Monarch Habitat Research Includes Prairies in La Crosse Blufflands

MJV monarch habitat survey
Climate Change
Conservancy Stories
Written by Jon Rigden
Photos by Tom Rhorer

Everyone loves monarch butterflies. These amazing insects inspire awe and admiration with their incredible journey of migration from Mexico and back each year. Some of those monarchs end up in Wisconsin. 

Sadly, the monarch population has been declining over the last two decades. The average size of the population in the last decade is only roughly a third of the average size in the ‘90s. This decline is largely attributed to habitat loss, degradation, and fragmentation, but there are other threats, including pesticide use and climate change. We’ve lost significant amounts of milkweed and floral resources across the landscape due to changing agricultural practices and development. Scientists estimate that in the Midwest alone, roughly 860 million milkweed stems have been lost since 1999. 

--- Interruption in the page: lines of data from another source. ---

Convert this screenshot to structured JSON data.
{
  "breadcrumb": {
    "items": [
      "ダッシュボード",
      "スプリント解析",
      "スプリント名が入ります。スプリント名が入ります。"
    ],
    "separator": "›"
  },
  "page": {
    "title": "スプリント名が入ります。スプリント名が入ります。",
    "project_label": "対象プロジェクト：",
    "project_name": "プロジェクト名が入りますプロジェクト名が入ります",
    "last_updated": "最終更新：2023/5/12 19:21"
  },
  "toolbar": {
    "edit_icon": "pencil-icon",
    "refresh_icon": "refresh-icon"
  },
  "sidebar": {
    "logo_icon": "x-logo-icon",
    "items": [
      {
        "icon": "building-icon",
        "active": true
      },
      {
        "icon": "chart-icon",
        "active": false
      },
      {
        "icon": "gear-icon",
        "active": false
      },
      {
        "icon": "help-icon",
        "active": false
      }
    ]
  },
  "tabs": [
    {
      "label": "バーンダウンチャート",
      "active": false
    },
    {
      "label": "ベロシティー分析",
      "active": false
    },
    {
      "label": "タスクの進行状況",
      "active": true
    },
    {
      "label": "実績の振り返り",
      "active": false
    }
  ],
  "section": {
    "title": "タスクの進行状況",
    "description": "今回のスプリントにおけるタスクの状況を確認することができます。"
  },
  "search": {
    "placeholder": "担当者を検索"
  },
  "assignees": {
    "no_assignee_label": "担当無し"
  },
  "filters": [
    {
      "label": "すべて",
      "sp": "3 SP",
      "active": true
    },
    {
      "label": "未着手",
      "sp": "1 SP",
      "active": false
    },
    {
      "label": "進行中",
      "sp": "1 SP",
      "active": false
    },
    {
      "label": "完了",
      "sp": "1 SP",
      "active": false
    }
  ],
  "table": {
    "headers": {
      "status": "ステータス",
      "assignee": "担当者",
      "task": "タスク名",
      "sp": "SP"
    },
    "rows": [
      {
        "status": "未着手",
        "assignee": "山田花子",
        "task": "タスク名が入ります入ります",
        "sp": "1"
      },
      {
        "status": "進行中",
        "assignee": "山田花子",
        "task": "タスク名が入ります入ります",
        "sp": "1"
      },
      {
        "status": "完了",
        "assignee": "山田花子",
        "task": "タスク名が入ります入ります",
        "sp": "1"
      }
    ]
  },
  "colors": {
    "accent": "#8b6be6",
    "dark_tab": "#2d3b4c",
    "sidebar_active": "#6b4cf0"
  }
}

On Monday, August 3, a team from the Monarch Joint Venture (MJV) studied a small patch of bluffland that’s owned and managed by the City of La Crosse and protected by the Conservancy – a place that some monarchs visit annually. Catherine Worley and Meghan Slocombe from MJV made up this year’s team. They found the area to study using GPS coordinates, carefully staked out two 200-by-50-meter plots, and meticulously counted the number of monarch butterflies, caterpillars, and eggs found on their host plant, the milkweeds. They then counted the number of milkweed plants as well as all the other surrounding prairie flowers and recorded them to give a complete description of this postage stamp of habitat. 

This is the second year this specific plot of land has been studied with the hope that this data from the protected La Crosse Bluffflands combined with that from many other sites will help researchers in their efforts to support and save this wonder of nature. On the plots they surveyed, they observed 32 blooming and 15 non-blooming plant species. On the 35 stems of milkweed surveyed, the team saw 8 monarch eggs, and two first instars (larvae). During the entire duration of their site visit they saw three adult monarchs. 

It is important to note that this site has not always been such inviting habitat for monarchs. In 2017, a pollinator prairie was planted by the City of La Crosse, with support from the U.S. Fish and Wildlife Service, Wisconsin DNR, Friends of the Blufflands, and Mississippi Valley Conservancy, with a mix of native prairie flowers and grasses, turning a barren quarry into a teeming oasis, providing much- needed habitat for monarchs, birds, and many other species. It is hoped that this prairie and others like it along with data collected by MJV, with funding from the National Fish & Wildlife Foundation, will help save the magnificent monarch. Thank you MJV for all your efforts! 

In the photo above, Catherine Worley of Monarch Joint Venture and Jon Rigden of Friends of the Blufflands survey plants on plots of land being studied in the La Crosse Blufflands for the second consecutive year. The ongoing study includes locations in ten Midwestern states.

monarch butterfly by Tom Rhorer
Monarch butterfly

About Monarch Joint Venture

Monarch Joint Venture is a partnership of federal and state agencies, NGO's, and academic programs that are working together to support and coordinate efforts to protect the monarch migration in the lower 48 states of the U.S.A.